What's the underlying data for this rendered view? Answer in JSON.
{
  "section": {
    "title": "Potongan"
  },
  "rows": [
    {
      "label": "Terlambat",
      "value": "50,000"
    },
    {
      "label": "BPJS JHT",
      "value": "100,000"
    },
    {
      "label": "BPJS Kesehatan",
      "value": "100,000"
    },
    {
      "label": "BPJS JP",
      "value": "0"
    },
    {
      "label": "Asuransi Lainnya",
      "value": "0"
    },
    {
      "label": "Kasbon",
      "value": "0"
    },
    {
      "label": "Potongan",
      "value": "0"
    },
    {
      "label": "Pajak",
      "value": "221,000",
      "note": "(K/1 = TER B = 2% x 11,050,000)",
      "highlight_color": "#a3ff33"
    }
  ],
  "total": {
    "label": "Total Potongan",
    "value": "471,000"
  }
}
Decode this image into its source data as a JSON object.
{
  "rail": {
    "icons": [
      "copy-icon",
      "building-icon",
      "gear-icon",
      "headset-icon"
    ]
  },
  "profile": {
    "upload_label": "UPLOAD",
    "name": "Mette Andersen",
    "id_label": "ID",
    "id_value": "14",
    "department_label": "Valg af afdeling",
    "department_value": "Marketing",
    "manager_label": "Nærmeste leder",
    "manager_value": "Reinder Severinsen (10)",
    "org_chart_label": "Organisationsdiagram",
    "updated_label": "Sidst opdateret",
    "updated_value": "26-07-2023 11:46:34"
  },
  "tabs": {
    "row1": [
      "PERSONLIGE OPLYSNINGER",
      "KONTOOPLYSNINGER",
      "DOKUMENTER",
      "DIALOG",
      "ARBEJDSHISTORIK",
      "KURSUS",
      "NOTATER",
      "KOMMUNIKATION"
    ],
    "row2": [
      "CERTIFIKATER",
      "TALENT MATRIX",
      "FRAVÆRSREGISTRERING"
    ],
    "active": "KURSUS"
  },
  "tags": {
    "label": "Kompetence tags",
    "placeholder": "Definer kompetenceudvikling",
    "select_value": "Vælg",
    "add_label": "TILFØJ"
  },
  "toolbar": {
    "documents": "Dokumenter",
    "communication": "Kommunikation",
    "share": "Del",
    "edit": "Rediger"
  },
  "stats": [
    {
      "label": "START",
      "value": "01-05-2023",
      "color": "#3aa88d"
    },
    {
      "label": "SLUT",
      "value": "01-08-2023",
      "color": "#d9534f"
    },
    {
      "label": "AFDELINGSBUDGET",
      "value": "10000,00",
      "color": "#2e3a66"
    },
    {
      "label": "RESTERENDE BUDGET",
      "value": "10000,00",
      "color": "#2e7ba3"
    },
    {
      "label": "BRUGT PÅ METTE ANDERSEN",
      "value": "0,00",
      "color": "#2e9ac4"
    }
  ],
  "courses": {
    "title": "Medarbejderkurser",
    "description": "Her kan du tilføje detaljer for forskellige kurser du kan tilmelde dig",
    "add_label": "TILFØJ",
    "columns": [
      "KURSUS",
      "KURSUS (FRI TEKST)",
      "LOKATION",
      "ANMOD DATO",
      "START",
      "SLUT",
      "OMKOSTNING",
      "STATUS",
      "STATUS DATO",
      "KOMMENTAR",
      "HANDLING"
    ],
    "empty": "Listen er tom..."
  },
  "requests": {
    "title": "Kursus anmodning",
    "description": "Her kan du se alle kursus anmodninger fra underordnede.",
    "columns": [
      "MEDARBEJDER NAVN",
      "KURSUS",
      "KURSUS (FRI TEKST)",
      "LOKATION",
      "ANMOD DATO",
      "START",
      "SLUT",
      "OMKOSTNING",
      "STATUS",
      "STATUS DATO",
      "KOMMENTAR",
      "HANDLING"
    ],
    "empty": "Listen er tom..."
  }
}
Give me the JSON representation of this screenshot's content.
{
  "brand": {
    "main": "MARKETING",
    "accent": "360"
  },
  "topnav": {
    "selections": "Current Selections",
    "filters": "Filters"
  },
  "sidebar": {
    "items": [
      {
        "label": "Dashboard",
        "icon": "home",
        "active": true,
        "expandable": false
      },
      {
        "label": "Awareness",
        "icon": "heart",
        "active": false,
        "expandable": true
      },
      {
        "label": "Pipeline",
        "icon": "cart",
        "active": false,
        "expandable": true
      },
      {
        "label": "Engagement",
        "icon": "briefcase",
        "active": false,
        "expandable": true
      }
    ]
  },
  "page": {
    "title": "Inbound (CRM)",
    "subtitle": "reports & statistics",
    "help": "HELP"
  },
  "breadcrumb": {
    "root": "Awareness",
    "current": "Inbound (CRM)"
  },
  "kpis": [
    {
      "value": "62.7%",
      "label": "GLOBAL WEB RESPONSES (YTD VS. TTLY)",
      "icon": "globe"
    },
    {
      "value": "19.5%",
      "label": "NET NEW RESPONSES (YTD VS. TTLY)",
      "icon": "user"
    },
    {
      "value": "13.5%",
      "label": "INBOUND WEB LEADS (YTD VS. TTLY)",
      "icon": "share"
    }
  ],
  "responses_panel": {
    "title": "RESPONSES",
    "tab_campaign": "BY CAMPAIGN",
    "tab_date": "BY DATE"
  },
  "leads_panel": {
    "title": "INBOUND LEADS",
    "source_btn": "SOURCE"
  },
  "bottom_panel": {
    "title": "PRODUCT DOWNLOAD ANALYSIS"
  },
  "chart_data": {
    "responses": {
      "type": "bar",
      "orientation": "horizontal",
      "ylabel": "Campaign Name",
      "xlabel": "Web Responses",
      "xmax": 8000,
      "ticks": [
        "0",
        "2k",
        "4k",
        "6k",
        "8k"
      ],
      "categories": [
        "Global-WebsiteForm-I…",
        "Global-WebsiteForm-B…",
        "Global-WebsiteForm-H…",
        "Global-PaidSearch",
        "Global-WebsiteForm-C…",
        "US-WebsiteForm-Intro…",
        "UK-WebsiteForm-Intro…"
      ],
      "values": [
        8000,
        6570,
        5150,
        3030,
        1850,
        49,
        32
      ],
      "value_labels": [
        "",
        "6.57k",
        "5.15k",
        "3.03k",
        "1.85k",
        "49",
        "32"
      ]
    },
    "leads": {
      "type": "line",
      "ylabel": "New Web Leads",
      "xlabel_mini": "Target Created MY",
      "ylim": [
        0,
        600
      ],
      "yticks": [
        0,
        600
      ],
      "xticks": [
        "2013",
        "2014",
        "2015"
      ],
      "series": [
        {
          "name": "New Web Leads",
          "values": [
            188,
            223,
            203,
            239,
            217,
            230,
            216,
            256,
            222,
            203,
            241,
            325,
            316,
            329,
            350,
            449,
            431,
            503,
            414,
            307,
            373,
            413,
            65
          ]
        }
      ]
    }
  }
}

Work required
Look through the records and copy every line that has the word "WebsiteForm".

Exercise result
        "Global-WebsiteForm-I…",
        "Global-WebsiteForm-B…",
        "Global-WebsiteForm-H…",
        "Global-WebsiteForm-C…",
        "US-WebsiteForm-Intro…",
        "UK-WebsiteForm-Intro…"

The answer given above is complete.